### ABOUT THIS TASK
A faithful, complete copy of the entries is the sole expected answer.

::::

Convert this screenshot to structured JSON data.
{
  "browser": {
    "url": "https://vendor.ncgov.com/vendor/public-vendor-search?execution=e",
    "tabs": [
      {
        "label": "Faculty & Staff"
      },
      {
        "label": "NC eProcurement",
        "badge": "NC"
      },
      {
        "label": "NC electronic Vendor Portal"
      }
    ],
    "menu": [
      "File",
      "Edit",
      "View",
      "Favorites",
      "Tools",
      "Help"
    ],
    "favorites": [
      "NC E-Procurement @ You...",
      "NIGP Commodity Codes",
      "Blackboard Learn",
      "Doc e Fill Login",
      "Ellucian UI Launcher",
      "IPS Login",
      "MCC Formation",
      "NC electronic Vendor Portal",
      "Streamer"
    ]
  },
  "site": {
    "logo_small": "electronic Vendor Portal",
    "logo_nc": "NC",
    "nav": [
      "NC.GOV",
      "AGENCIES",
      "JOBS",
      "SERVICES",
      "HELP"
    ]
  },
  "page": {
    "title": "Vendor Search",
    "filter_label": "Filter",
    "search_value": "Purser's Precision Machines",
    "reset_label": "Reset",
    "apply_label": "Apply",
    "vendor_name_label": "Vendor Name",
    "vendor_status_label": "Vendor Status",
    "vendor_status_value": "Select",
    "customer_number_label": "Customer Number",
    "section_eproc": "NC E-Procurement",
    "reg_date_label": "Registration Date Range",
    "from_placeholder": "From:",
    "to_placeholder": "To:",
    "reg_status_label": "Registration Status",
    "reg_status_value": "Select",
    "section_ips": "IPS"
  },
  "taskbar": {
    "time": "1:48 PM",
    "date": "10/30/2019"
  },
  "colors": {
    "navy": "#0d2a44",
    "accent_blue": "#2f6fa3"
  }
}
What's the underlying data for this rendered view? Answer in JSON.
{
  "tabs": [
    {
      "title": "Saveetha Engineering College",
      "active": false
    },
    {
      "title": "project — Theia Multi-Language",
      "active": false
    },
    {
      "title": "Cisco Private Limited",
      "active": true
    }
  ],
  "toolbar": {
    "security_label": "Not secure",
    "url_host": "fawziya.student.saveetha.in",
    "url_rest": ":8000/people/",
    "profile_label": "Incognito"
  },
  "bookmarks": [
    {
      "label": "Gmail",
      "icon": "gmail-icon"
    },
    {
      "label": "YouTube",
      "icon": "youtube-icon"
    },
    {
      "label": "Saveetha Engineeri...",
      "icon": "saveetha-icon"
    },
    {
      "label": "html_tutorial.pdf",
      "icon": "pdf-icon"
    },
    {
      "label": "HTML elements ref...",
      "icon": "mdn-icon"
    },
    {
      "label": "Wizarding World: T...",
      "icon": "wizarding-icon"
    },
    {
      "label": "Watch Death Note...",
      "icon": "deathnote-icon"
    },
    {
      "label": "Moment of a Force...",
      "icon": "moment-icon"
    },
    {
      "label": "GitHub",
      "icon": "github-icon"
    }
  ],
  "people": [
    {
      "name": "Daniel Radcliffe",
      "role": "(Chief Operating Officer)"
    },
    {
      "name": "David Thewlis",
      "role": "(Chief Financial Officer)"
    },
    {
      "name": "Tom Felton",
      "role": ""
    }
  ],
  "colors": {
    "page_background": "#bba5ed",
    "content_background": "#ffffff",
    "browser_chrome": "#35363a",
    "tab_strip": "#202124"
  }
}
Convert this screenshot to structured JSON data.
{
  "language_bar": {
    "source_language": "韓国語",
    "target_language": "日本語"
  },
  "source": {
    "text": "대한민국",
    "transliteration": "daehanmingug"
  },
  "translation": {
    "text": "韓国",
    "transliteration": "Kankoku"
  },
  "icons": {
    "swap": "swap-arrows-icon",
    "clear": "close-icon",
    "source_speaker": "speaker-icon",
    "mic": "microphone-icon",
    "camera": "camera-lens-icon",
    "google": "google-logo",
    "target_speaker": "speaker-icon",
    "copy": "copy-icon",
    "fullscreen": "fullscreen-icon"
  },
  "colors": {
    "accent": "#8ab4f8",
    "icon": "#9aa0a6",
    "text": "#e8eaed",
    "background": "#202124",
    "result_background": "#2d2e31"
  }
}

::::

### EXERCISE OUTPUT
Convert this screenshot to structured JSON data.
{
  "browser": {
    "url": "https://vendor.ncgov.com/vendor/public-vendor-search?execution=e",
    "tabs": [
      {
        "label": "Faculty & Staff"
      },
      {
        "label": "NC eProcurement",
        "badge": "NC"
      },
      {
        "label": "NC electronic Vendor Portal"
      }
    ],
    "menu": [
      "File",
      "Edit",
      "View",
      "Favorites",
      "Tools",
      "Help"
    ],
    "favorites": [
      "NC E-Procurement @ You...",
      "NIGP Commodity Codes",
      "Blackboard Learn",
      "Doc e Fill Login",
      "Ellucian UI Launcher",
      "IPS Login",
      "MCC Formation",
      "NC electronic Vendor Portal",
      "Streamer"
    ]
  },
  "site": {
    "logo_small": "electronic Vendor Portal",
    "logo_nc": "NC",
    "nav": [
      "NC.GOV",
      "AGENCIES",
      "JOBS",
      "SERVICES",
      "HELP"
    ]
  },
  "page": {
    "title": "Vendor Search",
    "filter_label": "Filter",
    "search_value": "Purser's Precision Machines",
    "reset_label": "Reset",
    "apply_label": "Apply",
    "vendor_name_label": "Vendor Name",
    "vendor_status_label": "Vendor Status",
    "vendor_status_value": "Select",
    "customer_number_label": "Customer Number",
    "section_eproc": "NC E-Procurement",
    "reg_date_label": "Registration Date Range",
    "from_placeholder": "From:",
    "to_placeholder": "To:",
    "reg_status_label": "Registration Status",
    "reg_status_value": "Select",
    "section_ips": "IPS"
  },
  "taskbar": {
    "time": "1:48 PM",
    "date": "10/30/2019"
  },
  "colors": {
    "navy": "#0d2a44",
    "accent_blue": "#2f6fa3"
  }
}
What's the underlying data for this rendered view? Answer in JSON.
{
  "tabs": [
    {
      "title": "Saveetha Engineering College",
      "active": false
    },
    {
      "title": "project — Theia Multi-Language",
      "active": false
    },
    {
      "title": "Cisco Private Limited",
      "active": true
    }
  ],
  "toolbar": {
    "security_label": "Not secure",
    "url_host": "fawziya.student.saveetha.in",
    "url_rest": ":8000/people/",
    "profile_label": "Incognito"
  },
  "bookmarks": [
    {
      "label": "Gmail",
      "icon": "gmail-icon"
    },
    {
      "label": "YouTube",
      "icon": "youtube-icon"
    },
    {
      "label": "Saveetha Engineeri...",
      "icon": "saveetha-icon"
    },
    {
      "label": "html_tutorial.pdf",
      "icon": "pdf-icon"
    },
    {
      "label": "HTML elements ref...",
      "icon": "mdn-icon"
    },
    {
      "label": "Wizarding World: T...",
      "icon": "wizarding-icon"
    },
    {
      "label": "Watch Death Note...",
      "icon": "deathnote-icon"
    },
    {
      "label": "Moment of a Force...",
      "icon": "moment-icon"
    },
    {
      "label": "GitHub",
      "icon": "github-icon"
    }
  ],
  "people": [
    {
      "name": "Daniel Radcliffe",
      "role": "(Chief Operating Officer)"
    },
    {
      "name": "David Thewlis",
      "role": "(Chief Financial Officer)"
    },
    {
      "name": "Tom Felton",
      "role": ""
    }
  ],
  "colors": {
    "page_background": "#bba5ed",
    "content_background": "#ffffff",
    "browser_chrome": "#35363a",
    "tab_strip": "#202124"
  }
}
Convert this screenshot to structured JSON data.
{
  "language_bar": {
    "source_language": "韓国語",
    "target_language": "日本語"
  },
  "source": {
    "text": "대한민국",
    "transliteration": "daehanmingug"
  },
  "translation": {
    "text": "韓国",
    "transliteration": "Kankoku"
  },
  "icons": {
    "swap": "swap-arrows-icon",
    "clear": "close-icon",
    "source_speaker": "speaker-icon",
    "mic": "microphone-icon",
    "camera": "camera-lens-icon",
    "google": "google-logo",
    "target_speaker": "speaker-icon",
    "copy": "copy-icon",
    "fullscreen": "fullscreen-icon"
  },
  "colors": {
    "accent": "#8ab4f8",
    "icon": "#9aa0a6",
    "text": "#e8eaed",
    "background": "#202124",
    "result_background": "#2d2e31"
  }
}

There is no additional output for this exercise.